The team had a few handicaps to overcome, starting with the smaller display. LBP was made to shine on a big HD screen, and its charming, hand-crafted vibe, as well as the incredible details and textures set this game apart from everything else out there. When you see LittleBigPlanet on the PSP, you almost want to see more. The game is still loaded with great details and textures, packed with original new levels, lots of color, and the same characters we've come to love. You can also unlock new items and bring up the Pop-It menu with the push of a button in order to customize your sackperson, and you can purchase new costumes from the PSN, just like on the PS3.
The 35+ new levels have been carefully designed and decked out with that characteristic ethnic feel that takes your imagination to exciting new worlds, and the unique menu interface couldn't be more familiar. You can also customize the levels with stickers you collect along the way, and even employ some of them to trigger chain reactions or open up new paths. Everything has been done right as far as visuals, yet you want to see everything blown up in size. It feels as if the game is facing its worst enemy: its big console counterpart. If we had nothing to compare it to, we wouldn't have these strange feelings. However, one has to get over that and realize this is one of the best-looking PSP games out there.
Something similar happens with the sound. The game sports an admirable soundtrack with songs and tunes that fit the varied themes like a glove. They are different from the PS3 version and exclusive to this game, as are the new levels.
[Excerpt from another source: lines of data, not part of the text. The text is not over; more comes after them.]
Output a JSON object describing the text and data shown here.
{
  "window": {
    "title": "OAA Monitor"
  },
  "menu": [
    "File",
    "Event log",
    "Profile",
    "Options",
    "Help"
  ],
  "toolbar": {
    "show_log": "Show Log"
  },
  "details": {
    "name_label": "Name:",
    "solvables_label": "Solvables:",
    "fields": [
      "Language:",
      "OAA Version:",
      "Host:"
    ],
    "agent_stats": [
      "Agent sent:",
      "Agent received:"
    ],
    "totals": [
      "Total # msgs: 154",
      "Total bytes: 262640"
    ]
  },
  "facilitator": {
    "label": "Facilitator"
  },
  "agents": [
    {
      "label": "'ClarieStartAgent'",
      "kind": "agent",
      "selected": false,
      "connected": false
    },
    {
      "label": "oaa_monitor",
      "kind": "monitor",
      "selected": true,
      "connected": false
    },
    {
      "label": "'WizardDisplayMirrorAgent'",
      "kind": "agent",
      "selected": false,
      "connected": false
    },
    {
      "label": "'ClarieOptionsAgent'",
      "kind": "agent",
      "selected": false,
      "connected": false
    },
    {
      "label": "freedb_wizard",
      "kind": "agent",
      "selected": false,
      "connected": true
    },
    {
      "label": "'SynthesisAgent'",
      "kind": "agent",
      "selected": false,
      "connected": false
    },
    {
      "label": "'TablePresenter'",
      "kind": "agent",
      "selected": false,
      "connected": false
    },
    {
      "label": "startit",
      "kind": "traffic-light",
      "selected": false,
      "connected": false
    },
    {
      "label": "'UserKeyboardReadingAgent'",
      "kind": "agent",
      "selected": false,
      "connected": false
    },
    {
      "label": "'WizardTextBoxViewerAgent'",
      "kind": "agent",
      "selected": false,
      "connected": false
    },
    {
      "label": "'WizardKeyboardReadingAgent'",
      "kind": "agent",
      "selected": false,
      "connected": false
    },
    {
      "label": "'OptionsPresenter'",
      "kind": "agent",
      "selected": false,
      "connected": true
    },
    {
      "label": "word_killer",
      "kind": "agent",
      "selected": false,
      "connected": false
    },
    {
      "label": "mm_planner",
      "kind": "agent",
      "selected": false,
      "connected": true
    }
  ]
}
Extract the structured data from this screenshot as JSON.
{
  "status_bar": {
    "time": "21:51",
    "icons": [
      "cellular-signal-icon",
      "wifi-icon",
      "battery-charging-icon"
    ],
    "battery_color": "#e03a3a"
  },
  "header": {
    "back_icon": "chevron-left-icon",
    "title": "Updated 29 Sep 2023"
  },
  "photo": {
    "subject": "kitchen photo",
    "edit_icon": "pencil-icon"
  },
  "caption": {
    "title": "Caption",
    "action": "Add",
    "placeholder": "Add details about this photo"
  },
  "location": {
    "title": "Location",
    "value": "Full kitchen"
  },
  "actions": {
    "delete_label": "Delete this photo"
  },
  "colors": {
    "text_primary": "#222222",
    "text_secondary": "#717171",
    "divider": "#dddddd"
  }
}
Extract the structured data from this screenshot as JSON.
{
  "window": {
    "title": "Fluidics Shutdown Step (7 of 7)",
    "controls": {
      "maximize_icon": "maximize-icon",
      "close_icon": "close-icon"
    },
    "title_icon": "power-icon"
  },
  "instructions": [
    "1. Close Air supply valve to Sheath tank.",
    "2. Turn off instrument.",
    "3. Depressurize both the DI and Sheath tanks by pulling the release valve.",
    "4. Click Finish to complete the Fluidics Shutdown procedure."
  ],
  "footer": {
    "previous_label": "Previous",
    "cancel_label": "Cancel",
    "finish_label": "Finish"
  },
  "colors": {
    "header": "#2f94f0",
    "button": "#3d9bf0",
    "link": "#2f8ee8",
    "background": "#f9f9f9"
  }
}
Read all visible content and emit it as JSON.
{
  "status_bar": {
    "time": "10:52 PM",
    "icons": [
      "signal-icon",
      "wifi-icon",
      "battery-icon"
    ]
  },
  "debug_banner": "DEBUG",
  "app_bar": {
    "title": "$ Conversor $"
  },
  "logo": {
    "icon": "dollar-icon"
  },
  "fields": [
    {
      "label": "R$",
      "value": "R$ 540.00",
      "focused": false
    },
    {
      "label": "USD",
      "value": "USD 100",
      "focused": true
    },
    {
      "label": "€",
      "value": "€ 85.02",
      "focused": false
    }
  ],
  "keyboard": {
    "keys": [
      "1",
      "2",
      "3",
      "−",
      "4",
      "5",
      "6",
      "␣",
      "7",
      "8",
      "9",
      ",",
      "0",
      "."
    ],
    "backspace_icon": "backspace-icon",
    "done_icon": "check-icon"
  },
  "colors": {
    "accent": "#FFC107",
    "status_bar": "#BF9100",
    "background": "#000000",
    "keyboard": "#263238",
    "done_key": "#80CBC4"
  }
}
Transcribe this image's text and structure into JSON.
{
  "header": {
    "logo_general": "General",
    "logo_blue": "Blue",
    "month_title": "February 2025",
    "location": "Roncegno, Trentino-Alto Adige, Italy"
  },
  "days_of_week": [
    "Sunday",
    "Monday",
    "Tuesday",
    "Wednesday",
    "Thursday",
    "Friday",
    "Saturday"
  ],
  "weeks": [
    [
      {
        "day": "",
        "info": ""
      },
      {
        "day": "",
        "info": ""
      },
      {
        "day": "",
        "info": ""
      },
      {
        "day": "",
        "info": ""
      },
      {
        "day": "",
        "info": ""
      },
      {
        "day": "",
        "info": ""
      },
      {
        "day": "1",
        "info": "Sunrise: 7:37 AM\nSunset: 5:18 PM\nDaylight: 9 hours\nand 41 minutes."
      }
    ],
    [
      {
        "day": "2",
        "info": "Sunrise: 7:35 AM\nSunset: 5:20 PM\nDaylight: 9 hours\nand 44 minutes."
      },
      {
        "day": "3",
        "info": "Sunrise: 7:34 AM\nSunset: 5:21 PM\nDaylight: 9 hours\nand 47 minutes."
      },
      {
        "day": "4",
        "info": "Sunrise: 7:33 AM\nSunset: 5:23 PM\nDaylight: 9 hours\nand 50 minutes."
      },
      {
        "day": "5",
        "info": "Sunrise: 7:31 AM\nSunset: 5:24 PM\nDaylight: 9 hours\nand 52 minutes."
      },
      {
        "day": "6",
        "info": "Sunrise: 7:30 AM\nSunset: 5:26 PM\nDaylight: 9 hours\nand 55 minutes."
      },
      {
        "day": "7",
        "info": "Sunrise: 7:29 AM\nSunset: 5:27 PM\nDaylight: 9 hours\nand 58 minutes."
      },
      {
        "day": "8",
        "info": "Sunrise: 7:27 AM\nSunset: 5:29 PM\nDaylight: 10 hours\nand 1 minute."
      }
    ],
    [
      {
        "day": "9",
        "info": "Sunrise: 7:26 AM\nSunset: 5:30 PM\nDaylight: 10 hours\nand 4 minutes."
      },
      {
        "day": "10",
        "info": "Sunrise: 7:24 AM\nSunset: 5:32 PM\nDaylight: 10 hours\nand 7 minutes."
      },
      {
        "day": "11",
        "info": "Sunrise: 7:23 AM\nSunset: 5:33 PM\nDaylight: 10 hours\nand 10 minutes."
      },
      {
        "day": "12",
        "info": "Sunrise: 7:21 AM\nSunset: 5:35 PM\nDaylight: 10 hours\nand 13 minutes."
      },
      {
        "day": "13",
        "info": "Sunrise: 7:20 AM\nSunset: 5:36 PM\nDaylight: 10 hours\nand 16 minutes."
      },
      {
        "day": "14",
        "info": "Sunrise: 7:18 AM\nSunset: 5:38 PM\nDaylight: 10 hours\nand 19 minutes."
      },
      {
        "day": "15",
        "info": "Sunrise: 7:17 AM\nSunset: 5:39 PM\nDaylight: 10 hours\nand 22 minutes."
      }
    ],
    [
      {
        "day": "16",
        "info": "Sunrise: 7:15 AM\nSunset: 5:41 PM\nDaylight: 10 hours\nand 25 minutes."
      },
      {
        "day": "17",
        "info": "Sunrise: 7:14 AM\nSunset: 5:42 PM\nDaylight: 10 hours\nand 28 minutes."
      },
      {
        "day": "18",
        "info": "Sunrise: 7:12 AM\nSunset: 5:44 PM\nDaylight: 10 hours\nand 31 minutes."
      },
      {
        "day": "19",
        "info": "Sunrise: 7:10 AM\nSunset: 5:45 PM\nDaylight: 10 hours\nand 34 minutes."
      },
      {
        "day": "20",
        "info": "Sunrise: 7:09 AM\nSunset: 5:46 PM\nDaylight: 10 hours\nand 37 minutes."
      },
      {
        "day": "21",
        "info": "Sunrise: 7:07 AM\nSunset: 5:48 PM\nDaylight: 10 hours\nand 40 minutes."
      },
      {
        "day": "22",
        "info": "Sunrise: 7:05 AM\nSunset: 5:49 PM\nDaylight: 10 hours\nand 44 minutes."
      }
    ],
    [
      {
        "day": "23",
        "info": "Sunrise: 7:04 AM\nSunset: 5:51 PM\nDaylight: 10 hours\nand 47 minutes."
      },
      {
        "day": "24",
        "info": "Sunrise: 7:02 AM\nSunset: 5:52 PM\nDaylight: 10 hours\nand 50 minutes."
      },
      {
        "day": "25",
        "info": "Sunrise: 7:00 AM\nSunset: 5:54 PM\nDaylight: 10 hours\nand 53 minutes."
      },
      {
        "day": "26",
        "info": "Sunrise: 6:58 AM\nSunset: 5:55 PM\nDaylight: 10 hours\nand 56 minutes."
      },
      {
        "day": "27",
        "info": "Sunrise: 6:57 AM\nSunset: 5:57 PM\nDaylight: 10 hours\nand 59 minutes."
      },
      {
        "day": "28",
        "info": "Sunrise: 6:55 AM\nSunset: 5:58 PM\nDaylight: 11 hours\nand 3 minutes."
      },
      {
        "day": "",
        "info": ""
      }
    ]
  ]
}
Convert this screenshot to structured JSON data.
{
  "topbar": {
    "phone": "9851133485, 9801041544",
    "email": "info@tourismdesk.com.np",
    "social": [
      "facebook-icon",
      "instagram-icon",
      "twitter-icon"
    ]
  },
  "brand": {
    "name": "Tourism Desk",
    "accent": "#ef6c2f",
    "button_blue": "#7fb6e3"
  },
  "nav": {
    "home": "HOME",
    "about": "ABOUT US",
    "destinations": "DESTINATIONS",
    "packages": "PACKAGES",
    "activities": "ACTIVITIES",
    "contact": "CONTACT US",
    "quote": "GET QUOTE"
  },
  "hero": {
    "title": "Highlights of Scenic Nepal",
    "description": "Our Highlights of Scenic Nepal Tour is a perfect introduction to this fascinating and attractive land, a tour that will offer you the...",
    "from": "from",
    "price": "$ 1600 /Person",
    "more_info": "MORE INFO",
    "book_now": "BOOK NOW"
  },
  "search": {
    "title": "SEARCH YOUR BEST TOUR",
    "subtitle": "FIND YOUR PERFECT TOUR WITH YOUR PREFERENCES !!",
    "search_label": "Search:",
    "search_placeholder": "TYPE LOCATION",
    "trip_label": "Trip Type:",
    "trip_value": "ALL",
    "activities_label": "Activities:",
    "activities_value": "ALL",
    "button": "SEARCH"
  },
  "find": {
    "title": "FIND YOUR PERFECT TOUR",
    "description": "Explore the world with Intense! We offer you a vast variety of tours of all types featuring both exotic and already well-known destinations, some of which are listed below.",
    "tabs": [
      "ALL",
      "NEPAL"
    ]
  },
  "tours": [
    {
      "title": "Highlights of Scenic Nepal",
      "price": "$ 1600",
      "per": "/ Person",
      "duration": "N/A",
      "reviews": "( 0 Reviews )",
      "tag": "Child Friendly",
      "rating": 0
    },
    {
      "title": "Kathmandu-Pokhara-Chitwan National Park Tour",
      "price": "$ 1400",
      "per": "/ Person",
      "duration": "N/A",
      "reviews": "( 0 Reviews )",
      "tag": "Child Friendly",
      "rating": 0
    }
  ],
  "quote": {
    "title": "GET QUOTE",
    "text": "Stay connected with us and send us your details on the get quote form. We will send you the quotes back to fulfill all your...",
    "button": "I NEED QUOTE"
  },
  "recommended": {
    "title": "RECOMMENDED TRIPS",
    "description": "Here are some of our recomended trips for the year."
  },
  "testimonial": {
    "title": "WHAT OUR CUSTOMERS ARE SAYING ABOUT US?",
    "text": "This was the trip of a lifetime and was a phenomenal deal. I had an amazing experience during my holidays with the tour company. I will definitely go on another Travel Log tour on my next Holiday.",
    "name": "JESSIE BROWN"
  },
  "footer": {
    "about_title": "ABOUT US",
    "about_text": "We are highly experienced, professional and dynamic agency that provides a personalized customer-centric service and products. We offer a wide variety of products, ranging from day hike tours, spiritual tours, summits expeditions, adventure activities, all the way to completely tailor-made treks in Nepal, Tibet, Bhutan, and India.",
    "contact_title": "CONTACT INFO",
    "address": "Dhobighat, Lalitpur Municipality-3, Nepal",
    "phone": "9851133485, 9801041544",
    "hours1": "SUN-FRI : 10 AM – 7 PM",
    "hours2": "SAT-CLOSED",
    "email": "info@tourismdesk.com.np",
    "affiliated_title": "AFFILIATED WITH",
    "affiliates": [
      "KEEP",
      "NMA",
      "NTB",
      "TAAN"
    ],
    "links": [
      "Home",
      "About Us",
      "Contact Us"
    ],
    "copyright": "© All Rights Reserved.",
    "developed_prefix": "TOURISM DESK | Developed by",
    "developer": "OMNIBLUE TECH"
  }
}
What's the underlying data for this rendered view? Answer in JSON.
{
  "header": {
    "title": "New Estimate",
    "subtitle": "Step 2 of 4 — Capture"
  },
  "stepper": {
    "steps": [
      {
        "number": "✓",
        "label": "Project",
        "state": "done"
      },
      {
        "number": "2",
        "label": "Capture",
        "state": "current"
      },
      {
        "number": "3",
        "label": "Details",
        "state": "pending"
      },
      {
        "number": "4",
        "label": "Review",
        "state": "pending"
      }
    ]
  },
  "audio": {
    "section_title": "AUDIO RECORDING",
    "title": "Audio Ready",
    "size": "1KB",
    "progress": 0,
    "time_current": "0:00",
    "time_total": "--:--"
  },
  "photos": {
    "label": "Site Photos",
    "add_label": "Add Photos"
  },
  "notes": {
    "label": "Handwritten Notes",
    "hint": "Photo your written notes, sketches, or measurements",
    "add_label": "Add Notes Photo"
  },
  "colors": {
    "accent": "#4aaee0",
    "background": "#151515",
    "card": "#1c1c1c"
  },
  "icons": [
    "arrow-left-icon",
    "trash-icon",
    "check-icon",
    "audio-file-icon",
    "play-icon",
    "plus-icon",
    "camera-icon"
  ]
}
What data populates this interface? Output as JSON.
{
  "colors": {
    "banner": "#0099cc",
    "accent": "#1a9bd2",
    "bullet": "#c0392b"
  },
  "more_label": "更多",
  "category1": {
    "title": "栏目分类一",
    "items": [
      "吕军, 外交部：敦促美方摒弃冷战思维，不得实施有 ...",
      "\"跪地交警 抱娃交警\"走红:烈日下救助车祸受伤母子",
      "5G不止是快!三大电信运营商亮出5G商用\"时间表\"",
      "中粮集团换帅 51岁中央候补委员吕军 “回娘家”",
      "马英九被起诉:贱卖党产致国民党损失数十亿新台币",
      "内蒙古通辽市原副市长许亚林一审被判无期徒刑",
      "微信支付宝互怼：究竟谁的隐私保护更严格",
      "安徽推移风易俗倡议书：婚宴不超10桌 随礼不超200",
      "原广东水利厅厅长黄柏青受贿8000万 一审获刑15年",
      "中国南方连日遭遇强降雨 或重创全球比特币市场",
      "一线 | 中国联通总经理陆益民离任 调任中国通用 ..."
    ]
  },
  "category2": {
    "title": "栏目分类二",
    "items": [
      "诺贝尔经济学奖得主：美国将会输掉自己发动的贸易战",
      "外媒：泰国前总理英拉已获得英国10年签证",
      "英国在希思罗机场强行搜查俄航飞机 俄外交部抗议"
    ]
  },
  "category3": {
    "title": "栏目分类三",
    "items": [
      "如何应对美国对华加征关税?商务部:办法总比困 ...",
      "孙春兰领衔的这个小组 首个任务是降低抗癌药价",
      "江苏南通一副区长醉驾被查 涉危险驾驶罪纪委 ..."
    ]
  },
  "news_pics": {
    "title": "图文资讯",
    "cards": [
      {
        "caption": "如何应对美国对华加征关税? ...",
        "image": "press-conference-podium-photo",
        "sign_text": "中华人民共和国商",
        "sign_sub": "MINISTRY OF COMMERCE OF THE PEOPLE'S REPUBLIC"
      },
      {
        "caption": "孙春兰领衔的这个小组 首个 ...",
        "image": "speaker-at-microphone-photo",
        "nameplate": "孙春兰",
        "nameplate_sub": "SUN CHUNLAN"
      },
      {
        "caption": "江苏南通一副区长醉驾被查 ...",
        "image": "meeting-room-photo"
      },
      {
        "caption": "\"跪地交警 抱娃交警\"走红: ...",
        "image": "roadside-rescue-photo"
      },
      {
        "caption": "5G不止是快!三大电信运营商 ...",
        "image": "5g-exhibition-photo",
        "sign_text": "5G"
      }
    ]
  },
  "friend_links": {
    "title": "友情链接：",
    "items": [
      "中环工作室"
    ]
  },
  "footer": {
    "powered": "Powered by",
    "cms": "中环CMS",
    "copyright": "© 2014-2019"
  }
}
The sound effects have been borrowed from the big brother, and the original narrator, Stephen Fry, does a great job here as well. Unfortunately, despite the high-quality soundtrack we're being offered, the PSP speakers are not quite up to snuff, and even when wearing headphones, the aural experience can't quite compare.
But enough comparisons! All I'm trying to say is that previous LittleBigPlanet fans may feel a bit out of place with this portable version at first, though the wonderful and equally engaging new levels will soon do their job of getting you hooked. The game takes you to seven new locations, from the virgin lands of Australia to China, Egypt, Switzerland, and beyond. The charming new levels have all been designed from scratch, made to fit the typical LBP platforming style, and they're filled with accessible physics-based puzzles that let you advance through the game with just the right amount of effort. Everything is very original and intuitive, and whether you're trying to reach a switch, escape from a dragon, or climb a mountain of disappearing blocks, no one should worry about too much challenge; everything's doable with a little bit of practice.